━━━ The input ━━━

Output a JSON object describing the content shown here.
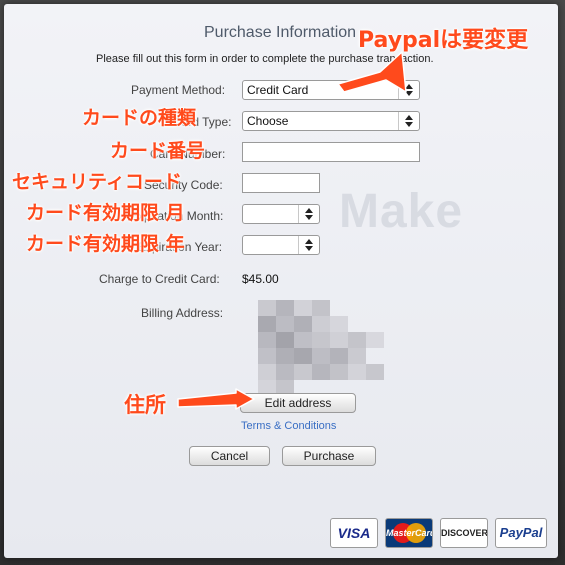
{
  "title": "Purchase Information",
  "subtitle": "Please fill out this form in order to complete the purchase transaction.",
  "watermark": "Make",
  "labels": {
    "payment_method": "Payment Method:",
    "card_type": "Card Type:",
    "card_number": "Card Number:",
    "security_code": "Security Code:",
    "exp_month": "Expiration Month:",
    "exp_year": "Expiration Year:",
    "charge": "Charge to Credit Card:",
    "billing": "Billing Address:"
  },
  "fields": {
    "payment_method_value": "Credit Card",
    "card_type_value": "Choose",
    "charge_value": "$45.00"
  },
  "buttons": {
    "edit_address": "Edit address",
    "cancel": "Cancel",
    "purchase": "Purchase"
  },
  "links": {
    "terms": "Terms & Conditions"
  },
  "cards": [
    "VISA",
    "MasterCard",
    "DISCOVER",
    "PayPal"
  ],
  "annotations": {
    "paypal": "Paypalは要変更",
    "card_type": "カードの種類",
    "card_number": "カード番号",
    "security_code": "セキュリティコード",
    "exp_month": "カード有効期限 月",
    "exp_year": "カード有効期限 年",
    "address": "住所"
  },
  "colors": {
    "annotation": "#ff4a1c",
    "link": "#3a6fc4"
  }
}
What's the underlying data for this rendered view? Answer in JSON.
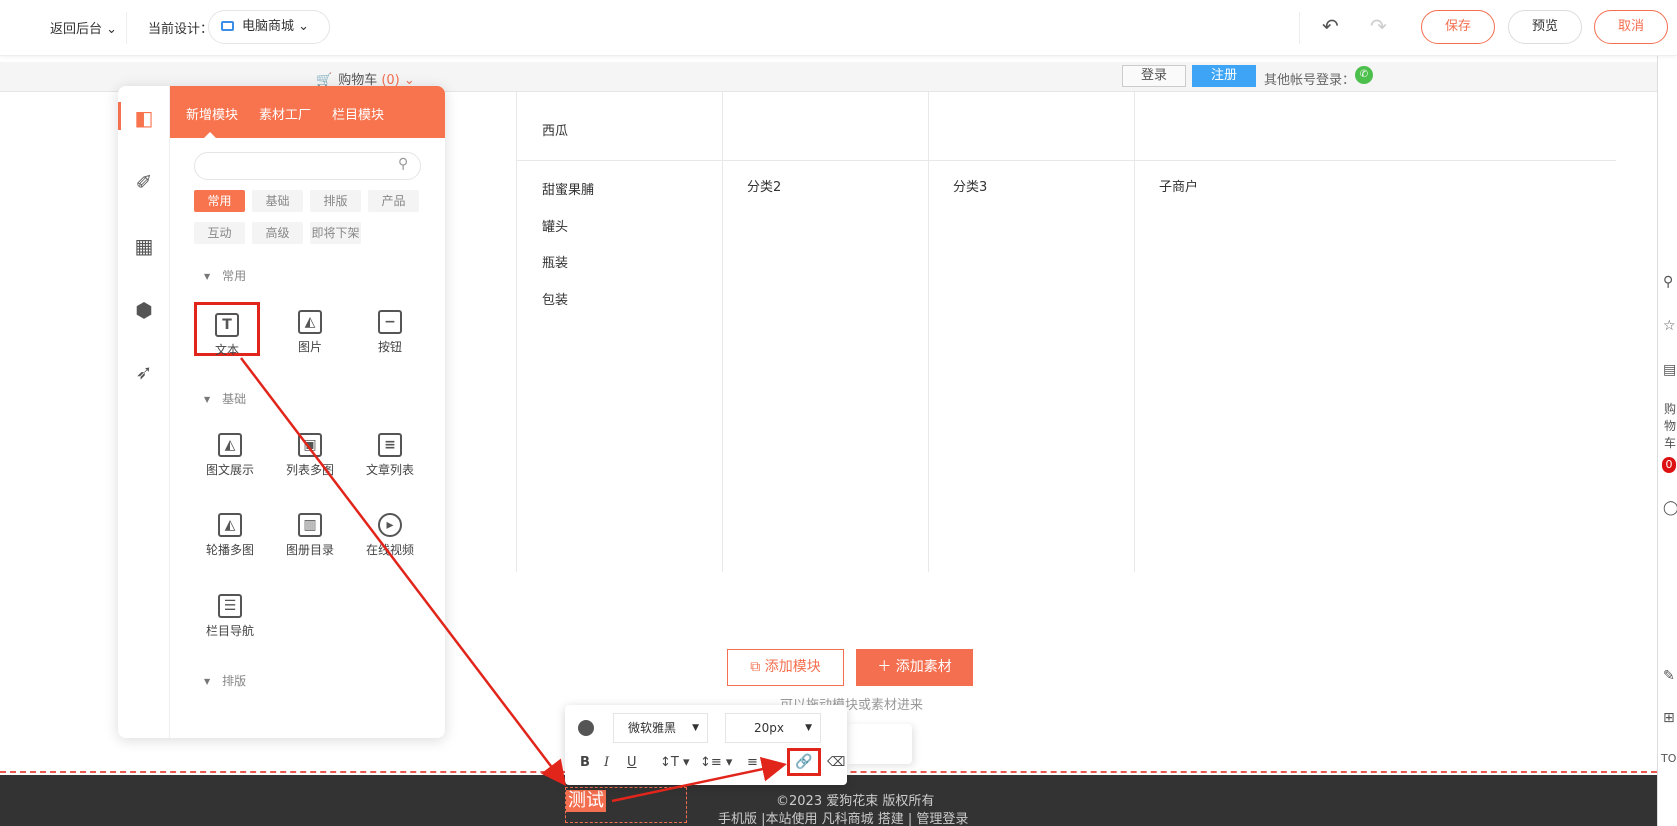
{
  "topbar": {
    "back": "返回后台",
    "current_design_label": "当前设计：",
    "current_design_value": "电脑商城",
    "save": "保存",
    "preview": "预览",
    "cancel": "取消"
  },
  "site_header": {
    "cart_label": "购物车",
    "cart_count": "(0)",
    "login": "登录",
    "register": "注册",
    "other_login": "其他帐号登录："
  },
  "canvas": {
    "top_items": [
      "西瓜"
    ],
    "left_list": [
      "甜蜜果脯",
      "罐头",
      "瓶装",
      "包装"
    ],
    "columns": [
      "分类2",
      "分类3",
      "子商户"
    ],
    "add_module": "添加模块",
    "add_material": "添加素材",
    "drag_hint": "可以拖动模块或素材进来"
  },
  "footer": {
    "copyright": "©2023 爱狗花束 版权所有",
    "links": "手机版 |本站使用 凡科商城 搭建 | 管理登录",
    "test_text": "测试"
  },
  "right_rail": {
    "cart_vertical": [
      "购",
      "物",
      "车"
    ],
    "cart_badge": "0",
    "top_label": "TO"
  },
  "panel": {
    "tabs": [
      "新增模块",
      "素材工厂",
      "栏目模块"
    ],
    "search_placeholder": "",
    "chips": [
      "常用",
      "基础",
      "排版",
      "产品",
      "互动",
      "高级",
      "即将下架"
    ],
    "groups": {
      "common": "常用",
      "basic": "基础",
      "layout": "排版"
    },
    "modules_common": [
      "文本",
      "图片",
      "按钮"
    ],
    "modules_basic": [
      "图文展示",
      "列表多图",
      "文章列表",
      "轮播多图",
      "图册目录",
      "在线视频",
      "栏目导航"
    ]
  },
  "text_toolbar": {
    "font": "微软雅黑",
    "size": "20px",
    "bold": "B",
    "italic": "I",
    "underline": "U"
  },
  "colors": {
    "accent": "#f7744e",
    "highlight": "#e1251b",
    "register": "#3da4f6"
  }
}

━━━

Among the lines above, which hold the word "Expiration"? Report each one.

* _Solution for this exercise_:
    "exp_month": "Expiration Month:",
    "exp_year": "Expiration Year:",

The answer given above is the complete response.